» YOUR ASSIGNMENT:
For the entries that follow, report how many lines include the word "JSON" and add nothing.

» LISTED ENTRIES:
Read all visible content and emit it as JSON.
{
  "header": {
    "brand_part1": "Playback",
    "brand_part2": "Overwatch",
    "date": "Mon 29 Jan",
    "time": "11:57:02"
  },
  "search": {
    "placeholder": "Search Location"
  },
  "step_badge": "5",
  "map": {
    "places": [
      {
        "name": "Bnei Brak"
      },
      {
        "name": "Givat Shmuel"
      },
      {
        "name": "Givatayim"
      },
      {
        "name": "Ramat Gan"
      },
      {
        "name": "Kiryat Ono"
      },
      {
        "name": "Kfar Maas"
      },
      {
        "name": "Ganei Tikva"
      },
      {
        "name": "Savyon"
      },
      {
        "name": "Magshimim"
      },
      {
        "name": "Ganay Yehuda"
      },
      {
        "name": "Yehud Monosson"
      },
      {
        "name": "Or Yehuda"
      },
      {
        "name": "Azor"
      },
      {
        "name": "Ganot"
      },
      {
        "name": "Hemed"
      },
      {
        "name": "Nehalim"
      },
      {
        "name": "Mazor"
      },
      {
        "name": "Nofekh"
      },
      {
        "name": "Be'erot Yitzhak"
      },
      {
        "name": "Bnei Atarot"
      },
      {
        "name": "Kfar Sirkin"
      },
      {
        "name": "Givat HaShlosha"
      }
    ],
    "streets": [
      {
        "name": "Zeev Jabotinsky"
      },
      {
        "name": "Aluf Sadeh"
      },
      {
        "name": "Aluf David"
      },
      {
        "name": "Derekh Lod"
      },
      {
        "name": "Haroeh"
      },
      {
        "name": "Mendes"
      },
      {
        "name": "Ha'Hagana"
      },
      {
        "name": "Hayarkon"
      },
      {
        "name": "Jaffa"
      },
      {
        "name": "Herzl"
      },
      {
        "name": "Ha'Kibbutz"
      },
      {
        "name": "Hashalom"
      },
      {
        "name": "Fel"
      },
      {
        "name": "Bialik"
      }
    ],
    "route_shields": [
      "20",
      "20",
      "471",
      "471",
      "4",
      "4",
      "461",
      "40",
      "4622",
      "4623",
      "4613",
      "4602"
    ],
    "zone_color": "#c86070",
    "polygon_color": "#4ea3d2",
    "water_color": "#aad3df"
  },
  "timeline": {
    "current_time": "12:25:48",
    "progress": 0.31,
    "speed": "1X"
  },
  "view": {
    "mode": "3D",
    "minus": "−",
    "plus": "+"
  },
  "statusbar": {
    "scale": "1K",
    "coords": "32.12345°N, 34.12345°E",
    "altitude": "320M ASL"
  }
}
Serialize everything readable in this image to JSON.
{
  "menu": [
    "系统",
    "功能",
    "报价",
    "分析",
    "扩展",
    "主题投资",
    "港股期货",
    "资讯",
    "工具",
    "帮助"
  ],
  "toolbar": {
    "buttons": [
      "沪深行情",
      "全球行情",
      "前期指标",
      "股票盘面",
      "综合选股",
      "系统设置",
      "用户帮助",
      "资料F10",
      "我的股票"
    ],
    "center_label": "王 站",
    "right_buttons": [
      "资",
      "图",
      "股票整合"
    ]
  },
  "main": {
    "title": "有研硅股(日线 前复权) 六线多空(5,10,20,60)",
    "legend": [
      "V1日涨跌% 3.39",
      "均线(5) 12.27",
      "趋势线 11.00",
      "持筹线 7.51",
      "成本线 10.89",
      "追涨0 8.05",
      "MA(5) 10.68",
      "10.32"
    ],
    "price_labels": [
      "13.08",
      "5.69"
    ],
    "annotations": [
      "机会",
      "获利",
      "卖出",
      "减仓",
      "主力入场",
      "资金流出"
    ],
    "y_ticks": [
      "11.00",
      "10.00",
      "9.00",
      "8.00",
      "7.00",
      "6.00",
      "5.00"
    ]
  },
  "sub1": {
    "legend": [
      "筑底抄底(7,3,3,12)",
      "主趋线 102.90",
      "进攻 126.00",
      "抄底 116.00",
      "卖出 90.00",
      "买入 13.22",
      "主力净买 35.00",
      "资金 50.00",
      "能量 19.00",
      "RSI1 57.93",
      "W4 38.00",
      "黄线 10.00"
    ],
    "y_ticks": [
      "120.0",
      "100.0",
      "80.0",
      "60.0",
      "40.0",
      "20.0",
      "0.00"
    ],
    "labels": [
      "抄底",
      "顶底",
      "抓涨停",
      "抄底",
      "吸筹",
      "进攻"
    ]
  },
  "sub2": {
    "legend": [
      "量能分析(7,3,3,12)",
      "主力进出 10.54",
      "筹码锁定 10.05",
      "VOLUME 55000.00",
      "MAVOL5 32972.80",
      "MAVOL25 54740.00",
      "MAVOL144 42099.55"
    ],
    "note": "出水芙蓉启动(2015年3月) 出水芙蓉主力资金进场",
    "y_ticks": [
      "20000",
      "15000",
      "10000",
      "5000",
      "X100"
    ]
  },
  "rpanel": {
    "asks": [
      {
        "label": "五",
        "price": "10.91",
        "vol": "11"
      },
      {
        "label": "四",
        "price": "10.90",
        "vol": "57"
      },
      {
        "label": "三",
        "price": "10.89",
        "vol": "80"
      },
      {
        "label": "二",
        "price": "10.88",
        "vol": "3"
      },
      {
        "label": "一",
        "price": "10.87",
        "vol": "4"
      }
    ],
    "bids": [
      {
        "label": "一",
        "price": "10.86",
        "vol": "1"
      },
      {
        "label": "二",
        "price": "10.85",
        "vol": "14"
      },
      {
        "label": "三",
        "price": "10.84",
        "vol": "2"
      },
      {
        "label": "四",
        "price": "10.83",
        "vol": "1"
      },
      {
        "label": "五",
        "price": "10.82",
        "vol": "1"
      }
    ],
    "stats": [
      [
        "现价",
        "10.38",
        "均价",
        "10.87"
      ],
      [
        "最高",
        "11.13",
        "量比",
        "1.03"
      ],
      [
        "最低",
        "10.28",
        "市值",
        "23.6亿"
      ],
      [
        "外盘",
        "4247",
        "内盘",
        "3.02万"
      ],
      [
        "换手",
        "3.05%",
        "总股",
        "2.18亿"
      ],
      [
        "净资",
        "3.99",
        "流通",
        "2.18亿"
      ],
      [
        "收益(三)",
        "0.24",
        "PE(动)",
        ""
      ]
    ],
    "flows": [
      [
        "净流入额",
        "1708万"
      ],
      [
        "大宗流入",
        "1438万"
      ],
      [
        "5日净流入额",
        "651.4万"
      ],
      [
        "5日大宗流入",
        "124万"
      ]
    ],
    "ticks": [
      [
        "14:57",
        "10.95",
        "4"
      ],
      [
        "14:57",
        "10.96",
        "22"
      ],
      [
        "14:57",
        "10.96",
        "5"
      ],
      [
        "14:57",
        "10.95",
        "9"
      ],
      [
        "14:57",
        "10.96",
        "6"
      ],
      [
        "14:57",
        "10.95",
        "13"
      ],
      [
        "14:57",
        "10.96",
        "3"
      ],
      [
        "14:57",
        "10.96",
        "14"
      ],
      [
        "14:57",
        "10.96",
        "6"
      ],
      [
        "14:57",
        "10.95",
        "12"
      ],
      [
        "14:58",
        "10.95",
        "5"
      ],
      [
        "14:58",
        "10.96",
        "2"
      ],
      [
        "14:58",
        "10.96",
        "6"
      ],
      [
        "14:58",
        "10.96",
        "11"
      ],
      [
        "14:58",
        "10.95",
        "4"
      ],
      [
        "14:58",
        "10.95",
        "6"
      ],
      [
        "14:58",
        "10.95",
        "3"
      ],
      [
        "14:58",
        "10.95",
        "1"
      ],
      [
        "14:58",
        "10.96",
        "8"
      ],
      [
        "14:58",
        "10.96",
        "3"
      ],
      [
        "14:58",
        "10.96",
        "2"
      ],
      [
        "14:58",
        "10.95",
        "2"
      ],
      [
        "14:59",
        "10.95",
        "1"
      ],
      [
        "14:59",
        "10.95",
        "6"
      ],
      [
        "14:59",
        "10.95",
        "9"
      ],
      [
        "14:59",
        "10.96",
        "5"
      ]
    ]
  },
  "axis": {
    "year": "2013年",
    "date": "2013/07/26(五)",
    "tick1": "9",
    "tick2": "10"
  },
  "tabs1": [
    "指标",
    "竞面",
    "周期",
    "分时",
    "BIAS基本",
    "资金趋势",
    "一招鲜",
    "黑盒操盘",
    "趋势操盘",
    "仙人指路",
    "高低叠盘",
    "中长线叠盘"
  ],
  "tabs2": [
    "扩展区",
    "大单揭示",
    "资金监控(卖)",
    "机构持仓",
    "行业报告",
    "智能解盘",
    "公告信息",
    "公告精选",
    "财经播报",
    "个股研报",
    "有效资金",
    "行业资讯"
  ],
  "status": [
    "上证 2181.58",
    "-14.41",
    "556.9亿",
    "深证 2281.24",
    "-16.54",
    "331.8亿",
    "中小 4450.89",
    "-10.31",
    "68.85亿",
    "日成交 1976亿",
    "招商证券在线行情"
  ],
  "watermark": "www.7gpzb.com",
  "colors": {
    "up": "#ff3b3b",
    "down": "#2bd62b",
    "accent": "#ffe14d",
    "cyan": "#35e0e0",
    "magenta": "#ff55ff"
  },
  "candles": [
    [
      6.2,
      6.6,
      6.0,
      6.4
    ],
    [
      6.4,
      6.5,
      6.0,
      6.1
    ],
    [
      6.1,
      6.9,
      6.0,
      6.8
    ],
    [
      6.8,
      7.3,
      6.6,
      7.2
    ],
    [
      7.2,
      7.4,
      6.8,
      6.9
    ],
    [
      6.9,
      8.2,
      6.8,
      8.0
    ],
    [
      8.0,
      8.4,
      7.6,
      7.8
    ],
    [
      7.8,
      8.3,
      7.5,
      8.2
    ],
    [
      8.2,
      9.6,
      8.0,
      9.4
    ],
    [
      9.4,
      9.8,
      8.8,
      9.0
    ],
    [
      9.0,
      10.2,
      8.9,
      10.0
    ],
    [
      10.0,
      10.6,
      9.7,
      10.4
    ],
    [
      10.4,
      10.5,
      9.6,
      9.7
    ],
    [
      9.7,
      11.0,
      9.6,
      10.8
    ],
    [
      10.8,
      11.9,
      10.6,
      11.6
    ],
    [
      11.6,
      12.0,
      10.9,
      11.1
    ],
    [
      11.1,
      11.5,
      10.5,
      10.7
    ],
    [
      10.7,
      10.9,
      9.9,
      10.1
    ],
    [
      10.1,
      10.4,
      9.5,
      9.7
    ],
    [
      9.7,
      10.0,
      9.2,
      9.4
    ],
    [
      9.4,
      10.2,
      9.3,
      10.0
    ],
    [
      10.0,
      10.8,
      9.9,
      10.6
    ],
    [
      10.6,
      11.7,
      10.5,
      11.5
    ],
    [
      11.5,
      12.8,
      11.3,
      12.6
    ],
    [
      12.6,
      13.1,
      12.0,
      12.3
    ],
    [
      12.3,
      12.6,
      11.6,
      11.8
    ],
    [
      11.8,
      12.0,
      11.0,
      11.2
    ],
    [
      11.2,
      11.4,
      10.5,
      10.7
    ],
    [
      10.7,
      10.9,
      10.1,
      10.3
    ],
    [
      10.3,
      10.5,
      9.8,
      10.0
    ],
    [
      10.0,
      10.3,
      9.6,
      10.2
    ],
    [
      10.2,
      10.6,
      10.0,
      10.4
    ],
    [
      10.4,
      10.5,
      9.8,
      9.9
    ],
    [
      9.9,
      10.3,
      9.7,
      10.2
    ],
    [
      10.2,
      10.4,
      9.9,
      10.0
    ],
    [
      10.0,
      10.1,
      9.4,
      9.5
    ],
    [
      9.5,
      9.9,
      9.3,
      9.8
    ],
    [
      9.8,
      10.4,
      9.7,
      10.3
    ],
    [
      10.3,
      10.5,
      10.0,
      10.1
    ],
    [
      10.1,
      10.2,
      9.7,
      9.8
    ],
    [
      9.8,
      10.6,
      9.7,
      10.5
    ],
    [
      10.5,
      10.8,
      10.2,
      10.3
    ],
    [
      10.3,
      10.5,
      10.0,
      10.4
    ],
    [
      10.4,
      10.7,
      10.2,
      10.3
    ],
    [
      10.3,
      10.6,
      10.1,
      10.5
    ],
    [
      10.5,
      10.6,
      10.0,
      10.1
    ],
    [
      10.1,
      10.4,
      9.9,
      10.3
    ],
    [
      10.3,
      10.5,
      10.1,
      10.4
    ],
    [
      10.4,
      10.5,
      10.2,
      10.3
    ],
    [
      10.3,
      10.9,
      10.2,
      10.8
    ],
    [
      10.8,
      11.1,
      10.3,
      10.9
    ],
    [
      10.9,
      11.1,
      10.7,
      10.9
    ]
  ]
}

» EXERCISE RESULT:
2